## What to do
For the listing that follows, report how many lines contain the string "icon", giving the number alone.

## Input
----
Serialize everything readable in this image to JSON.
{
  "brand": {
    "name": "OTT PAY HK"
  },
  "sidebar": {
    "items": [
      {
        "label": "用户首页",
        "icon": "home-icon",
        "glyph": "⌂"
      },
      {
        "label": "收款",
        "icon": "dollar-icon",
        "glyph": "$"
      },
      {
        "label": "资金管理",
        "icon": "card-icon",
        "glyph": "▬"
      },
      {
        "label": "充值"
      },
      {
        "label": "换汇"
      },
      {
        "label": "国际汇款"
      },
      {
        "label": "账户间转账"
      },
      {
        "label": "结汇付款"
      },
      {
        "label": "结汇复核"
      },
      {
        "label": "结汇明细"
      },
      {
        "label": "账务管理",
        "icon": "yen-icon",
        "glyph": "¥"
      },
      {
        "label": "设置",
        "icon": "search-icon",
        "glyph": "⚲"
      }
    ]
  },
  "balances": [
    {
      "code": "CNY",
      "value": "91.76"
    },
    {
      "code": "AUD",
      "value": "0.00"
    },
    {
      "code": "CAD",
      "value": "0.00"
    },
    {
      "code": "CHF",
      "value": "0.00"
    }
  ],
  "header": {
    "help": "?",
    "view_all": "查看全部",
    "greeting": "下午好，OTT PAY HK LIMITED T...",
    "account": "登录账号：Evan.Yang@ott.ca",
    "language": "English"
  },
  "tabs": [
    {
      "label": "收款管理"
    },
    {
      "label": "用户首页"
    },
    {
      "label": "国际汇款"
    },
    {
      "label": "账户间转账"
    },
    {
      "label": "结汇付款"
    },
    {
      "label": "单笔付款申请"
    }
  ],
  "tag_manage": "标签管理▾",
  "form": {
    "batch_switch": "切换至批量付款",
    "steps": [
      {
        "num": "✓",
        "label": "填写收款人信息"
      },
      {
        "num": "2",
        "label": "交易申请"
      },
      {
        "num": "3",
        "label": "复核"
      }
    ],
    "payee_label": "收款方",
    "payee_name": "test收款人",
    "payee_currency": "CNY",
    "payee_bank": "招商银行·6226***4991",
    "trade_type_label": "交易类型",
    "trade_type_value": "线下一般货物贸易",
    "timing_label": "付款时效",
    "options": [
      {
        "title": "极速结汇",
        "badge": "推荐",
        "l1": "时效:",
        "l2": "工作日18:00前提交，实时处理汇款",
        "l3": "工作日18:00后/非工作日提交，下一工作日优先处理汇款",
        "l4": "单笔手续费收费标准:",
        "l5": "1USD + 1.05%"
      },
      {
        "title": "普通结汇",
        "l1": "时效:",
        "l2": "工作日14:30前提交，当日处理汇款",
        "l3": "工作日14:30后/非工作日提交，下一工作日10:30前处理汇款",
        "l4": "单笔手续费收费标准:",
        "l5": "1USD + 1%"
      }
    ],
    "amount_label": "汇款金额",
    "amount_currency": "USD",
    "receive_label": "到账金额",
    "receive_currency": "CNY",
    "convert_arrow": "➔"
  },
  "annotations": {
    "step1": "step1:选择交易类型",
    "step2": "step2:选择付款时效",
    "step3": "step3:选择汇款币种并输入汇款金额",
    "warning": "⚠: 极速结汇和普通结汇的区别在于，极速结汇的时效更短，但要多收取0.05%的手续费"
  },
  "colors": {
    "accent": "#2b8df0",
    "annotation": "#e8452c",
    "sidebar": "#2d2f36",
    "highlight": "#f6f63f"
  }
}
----
## Result for this task
5